Earlier this week NASA release the first series of images from the WISE (Wide-field Infrared Survey Explorer) project…and they are hot!

Since WISE began its scan of the entire sky in infrared light on Jan. 14, the space telescope has beamed back more than a quarter of a million raw, infrared images. Four new, processed pictures illustrate a sampling of the mission’s targets — a wispy comet, a bursting star-forming cloud, the grand Andromeda galaxy and a faraway cluster of hundreds of galaxies.

Check out the full gallery here – and yes, I’ll likely be making a desktop or two from these — stay tuned.

Godspeed Apollo 11

It was 40 years ago today, and the American space program put it all on the line sending three young aviators to land on the moon.

Wow. I don’t think we’d even consider that a risk worth taking now.
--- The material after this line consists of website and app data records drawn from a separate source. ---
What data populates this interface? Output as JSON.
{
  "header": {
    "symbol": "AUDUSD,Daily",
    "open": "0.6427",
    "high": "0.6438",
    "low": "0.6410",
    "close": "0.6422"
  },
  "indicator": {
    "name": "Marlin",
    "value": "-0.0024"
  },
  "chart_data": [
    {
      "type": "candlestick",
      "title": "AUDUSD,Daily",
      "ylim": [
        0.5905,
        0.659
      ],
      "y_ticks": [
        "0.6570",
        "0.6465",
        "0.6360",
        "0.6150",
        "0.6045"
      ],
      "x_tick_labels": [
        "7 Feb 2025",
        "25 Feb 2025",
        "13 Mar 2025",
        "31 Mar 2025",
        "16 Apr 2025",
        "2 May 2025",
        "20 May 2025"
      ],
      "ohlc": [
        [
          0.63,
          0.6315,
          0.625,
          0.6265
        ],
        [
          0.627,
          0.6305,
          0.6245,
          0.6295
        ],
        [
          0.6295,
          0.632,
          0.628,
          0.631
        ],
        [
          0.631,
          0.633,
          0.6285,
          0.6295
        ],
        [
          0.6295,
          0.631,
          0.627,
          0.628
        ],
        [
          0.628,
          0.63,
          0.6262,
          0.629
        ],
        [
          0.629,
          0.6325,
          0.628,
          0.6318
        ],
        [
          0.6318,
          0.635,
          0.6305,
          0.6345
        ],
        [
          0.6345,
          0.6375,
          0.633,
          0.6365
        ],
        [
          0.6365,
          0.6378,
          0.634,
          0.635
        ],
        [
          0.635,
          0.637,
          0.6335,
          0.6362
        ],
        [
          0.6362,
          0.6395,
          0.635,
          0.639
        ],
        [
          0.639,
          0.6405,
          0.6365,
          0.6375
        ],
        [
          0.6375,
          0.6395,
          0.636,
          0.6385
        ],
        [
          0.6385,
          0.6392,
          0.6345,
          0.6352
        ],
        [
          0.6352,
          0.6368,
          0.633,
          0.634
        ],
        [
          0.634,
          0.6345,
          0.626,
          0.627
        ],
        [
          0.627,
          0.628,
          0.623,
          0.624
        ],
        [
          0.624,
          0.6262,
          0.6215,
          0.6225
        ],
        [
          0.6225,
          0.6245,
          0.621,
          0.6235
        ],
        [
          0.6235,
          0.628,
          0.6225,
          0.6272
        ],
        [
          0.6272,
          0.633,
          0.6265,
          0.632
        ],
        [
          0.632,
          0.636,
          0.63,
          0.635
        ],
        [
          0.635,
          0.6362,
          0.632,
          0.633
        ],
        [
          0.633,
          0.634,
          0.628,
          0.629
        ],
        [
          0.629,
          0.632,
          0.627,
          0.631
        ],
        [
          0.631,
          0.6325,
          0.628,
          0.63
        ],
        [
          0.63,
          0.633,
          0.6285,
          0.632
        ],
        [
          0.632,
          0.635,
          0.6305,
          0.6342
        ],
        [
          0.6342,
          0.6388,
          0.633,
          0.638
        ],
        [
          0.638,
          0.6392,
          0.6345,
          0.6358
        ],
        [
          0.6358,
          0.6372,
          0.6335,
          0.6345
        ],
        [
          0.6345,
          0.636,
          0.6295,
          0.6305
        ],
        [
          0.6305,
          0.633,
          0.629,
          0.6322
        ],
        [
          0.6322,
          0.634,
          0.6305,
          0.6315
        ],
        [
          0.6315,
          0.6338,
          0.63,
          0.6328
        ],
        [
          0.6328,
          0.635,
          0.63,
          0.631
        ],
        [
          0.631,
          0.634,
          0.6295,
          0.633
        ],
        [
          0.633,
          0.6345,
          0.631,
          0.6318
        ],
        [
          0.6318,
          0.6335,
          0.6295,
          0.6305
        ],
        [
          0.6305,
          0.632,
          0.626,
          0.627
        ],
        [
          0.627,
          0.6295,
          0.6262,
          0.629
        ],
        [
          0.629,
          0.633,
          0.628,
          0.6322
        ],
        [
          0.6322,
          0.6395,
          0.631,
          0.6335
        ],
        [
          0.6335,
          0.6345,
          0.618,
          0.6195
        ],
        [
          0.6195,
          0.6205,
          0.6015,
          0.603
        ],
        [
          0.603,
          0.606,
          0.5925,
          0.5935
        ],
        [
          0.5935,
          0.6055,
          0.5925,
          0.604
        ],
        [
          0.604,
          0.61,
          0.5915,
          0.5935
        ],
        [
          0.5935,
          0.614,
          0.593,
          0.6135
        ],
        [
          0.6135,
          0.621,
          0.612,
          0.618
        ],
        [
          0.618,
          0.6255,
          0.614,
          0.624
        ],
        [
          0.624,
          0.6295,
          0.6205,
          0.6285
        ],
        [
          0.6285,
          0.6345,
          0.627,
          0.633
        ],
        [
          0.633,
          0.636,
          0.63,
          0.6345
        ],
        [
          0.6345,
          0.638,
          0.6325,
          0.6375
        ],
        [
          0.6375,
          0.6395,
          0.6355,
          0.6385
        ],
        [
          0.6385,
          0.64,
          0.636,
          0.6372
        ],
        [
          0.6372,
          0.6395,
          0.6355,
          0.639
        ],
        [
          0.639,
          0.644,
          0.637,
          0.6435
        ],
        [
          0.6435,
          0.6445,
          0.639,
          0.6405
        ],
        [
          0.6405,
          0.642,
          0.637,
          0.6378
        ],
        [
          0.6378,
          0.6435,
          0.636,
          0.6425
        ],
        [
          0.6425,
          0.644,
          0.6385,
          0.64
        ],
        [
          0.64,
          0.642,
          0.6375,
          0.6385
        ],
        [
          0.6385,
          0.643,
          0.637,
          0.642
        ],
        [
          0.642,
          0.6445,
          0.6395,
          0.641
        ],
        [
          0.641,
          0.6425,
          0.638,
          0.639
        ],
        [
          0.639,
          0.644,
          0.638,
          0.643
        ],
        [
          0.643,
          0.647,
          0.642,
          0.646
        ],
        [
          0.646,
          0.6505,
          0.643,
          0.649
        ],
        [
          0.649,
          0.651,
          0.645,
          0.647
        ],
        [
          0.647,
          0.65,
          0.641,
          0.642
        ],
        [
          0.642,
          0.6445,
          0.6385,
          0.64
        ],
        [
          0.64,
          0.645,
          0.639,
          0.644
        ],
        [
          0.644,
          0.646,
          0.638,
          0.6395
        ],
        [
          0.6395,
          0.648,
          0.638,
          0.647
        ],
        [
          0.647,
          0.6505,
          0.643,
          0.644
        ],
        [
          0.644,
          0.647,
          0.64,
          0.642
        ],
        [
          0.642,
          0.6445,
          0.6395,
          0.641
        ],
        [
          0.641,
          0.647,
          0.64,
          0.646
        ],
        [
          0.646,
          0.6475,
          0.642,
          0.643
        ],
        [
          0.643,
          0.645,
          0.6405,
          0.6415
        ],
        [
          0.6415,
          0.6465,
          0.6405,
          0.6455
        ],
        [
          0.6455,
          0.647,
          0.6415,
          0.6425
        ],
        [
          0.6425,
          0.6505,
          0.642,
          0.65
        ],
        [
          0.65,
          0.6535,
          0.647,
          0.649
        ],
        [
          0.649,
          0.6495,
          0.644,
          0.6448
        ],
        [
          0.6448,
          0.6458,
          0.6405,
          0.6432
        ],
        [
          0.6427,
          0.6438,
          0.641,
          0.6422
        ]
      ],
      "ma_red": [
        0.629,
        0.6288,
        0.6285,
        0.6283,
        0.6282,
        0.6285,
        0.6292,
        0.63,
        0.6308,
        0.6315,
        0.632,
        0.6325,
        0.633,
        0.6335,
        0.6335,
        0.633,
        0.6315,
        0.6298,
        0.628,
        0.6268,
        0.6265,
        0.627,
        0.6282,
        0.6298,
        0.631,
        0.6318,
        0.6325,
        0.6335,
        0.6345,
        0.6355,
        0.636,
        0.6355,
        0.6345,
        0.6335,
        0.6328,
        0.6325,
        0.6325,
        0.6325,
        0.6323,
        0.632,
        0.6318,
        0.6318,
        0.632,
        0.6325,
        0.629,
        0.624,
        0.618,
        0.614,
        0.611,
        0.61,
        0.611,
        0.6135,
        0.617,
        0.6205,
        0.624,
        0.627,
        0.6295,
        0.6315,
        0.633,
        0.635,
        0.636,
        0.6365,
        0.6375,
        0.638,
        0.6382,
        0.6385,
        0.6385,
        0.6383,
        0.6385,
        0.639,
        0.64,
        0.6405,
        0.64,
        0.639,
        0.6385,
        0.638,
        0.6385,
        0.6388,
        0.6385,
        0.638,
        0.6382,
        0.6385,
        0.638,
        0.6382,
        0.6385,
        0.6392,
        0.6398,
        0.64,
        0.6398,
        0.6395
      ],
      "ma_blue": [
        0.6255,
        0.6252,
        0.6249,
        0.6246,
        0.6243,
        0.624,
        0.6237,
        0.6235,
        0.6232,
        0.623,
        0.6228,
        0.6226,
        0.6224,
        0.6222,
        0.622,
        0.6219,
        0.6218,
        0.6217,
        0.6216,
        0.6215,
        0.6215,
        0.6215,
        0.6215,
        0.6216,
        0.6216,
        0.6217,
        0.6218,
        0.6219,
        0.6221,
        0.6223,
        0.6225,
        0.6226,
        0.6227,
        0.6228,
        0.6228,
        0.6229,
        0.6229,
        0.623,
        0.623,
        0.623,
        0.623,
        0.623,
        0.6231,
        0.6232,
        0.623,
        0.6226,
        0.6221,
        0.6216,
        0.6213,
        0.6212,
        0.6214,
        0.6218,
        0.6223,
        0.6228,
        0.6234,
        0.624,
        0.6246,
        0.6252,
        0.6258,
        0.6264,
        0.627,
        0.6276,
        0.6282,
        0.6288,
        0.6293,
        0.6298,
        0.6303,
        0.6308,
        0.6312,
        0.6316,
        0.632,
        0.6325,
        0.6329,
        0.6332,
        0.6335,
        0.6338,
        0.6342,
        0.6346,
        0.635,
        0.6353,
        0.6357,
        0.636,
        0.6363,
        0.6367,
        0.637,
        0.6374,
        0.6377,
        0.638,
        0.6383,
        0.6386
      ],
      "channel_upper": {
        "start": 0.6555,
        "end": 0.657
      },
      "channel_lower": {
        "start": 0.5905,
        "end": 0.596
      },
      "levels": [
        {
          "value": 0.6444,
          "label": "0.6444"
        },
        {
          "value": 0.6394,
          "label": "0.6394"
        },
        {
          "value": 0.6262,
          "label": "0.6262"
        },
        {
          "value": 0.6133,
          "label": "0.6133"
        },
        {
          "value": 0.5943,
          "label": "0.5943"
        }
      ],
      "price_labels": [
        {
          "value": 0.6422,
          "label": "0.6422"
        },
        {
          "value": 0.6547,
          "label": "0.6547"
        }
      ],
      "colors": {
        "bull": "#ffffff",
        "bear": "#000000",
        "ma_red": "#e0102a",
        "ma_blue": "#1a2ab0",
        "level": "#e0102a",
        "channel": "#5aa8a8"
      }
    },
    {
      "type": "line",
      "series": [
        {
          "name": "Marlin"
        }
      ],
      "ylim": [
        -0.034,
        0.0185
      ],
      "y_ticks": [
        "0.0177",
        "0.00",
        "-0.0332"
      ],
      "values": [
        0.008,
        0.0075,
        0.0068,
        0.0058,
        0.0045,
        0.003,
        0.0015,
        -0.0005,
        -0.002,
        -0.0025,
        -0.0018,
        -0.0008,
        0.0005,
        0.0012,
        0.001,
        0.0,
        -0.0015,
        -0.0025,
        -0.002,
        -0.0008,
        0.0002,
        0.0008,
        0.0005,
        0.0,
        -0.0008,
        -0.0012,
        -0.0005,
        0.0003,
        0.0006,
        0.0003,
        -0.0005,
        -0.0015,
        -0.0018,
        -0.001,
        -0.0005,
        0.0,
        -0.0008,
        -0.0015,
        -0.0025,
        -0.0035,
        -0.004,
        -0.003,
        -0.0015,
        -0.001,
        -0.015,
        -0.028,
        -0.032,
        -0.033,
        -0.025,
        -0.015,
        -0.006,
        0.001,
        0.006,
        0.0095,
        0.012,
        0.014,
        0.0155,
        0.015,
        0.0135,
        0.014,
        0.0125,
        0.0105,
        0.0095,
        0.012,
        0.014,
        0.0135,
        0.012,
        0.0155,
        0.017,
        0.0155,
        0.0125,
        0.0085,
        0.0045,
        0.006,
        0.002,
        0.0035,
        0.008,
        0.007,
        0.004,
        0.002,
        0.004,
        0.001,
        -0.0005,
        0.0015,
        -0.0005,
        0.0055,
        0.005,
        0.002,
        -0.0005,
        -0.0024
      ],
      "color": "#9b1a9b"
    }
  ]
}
Somewhere along the line we lost our ability to take risks….and return to the Moon.

I’m lucky to have been alive (barely) during this period, but the space race, for what it was, did make a lasting impression.

And here’s a very cool thing. Over the next few days, you can live (or relive if you’re old enough) through the experience by following the Apollo 11 moonshot through this amazing website: WeChooseTheMoon.org

“This site represents a unique opportunity for viewers to ‘go back in time’ and experience one of mankind’s most amazing achievements,” said Tom Putnam, director of the John F. Kennedy Presidential Library and Museum. “From actual mission audio transmissions and archival video to mission factoids and news reels, visitors to WeChooseTheMoon.org will be able to track every step of the Apollo 11 mission, as it happened, 40 years later.

And that’s another really cool thing. You can follow ‘live’ tweets from CapCom, the Eagle lander or the Apollo 11 spacecraft, as they happen(ed).  Simply follow AP11_CAPCOM, AP11_EAGLE, and AP11_SPACECRAFT to (re)live history.